Remember, remember to prepare your pets early for firework season

With fireworks season fast approaching, the British Veterinary Association (BVA) is warning millions of animal owners to start preparing now if they suspect their pet may become distressed. At up to 150 decibels, fireworks can be as loud as a jet engine and, with many animals particularly sensitive to noise, this can be a traumatic and distressing time of year for dogs, cats and other pets.

From 10 October this year, it will become an offence in Scotland to purchase fireworks for children under the age of 16 under the new Fireworks and Pyrotechnic Articles (Scotland) Act 2022. BVA’s Scottish Branch had campaigned alongside other organisations for stricter legislation around the sale and use of fireworks and has welcomed this ban.

BVA will also be pushing its annual #FireworkSafety campaign with the Scottish Government, Scottish SPCA and other leading organisations to raise awareness of the impact of fireworks on people and animals.

If your pet is severely distressed by fireworks or other noises, an early visit to your vet to discuss treatment options can help to keep them calm and reduce their stress in the period around Diwali (24 October) and Bonfire Night (5 November). It is particularly important this year as many vet practices are experiencing staff shortages, meaning owners may need to allow more time to secure an appointment.

A phobia of fireworks can be effectively treated with behaviour-modification techniques, administered with professional input, and owner commitment and patience. For less-severely affected animals BVA is offering simple evidence-based advice to help owners make informed decisions about their pets’ health and welfare this fireworks season.

Five top tips to help keep your pets calm during fireworks:

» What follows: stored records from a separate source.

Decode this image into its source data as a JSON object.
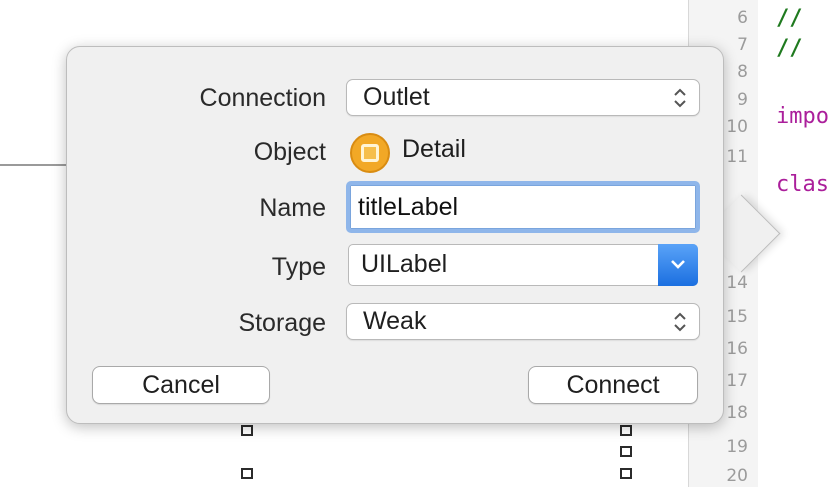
{
  "popover": {
    "connection": {
      "label": "Connection",
      "value": "Outlet",
      "icon": "updown-chevron-icon"
    },
    "object": {
      "label": "Object",
      "value": "Detail",
      "icon": "view-controller-icon",
      "icon_color": "#f2a826"
    },
    "name": {
      "label": "Name",
      "value": "titleLabel"
    },
    "type": {
      "label": "Type",
      "value": "UILabel",
      "icon": "chevron-down-icon",
      "accent": "#2a82f0"
    },
    "storage": {
      "label": "Storage",
      "value": "Weak",
      "icon": "updown-chevron-icon"
    },
    "buttons": {
      "cancel": "Cancel",
      "connect": "Connect"
    }
  },
  "editor": {
    "line_numbers": [
      "6",
      "7",
      "8",
      "9",
      "10",
      "11",
      "14",
      "15",
      "16",
      "17",
      "18",
      "19",
      "20"
    ],
    "code_lines": [
      {
        "line": "6",
        "text": "//"
      },
      {
        "line": "7",
        "text": "//"
      },
      {
        "line": "9",
        "text": "impo"
      },
      {
        "line": "11",
        "text": "clas"
      }
    ],
    "colors": {
      "comment": "#1f7a1f",
      "keyword": "#ab1f9b"
    }
  }
}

Prepare a den for your pet around two weeks before fireworks season and give them praise when they are relaxed there, so they come to view it as a safe retreat.
Use pheromone products next to the den and around the home. These are scents that we can’t smell but can help to reduce a pet’s stress.
Provide background noise and close curtains and windows on nights when fireworks are expected.
Remain calm yourself. Never punish your pet – remember, if they toilet in the house it’s not their fault.
Move small pets, such as rabbits and guinea pigs, to a quiet place indoors when fireworks are expected, and provide lots of bedding to mask the sounds.